Look through the data below and show every line that includes "Enter".

+++ PROVIDED RECORDS

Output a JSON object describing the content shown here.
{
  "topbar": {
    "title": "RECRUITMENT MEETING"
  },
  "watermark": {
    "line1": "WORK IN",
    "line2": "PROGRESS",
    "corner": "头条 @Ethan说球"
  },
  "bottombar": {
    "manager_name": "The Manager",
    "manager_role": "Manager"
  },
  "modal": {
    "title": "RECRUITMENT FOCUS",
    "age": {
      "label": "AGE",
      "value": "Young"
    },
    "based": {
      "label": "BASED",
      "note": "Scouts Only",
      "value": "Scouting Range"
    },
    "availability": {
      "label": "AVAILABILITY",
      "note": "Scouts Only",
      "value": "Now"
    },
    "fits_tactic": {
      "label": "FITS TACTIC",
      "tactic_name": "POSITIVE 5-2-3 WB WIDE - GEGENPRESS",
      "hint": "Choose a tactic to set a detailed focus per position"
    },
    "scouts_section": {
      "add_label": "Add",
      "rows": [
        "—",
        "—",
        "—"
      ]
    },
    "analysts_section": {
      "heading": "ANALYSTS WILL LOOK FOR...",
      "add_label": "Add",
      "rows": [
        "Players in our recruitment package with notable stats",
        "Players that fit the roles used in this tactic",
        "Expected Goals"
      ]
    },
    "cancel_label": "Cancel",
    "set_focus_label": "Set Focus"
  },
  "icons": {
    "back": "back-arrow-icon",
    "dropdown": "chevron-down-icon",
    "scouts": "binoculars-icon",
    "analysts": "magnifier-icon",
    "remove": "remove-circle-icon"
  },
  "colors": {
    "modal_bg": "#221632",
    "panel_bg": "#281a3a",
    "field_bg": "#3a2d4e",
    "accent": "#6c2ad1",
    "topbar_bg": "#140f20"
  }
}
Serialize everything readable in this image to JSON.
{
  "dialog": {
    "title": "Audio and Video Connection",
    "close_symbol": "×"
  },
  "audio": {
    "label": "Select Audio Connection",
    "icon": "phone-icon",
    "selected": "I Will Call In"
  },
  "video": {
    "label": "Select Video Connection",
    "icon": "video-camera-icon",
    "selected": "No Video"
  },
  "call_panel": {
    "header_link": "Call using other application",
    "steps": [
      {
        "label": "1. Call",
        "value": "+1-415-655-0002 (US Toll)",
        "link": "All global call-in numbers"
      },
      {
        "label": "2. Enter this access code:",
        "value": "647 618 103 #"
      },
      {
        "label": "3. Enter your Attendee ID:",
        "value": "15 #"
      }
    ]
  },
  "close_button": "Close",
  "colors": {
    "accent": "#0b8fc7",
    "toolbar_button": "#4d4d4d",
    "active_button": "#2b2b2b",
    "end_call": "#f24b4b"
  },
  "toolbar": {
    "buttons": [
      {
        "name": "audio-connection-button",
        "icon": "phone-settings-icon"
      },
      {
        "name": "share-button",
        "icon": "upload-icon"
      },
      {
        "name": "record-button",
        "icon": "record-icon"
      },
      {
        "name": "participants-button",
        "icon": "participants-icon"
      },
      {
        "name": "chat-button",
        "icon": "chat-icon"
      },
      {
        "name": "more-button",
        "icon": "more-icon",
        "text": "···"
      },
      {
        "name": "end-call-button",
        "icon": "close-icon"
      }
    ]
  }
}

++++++

● ANSWER TO THE EXERCISE:
        "label": "2. Enter this access code:",
        "label": "3. Enter your Attendee ID:",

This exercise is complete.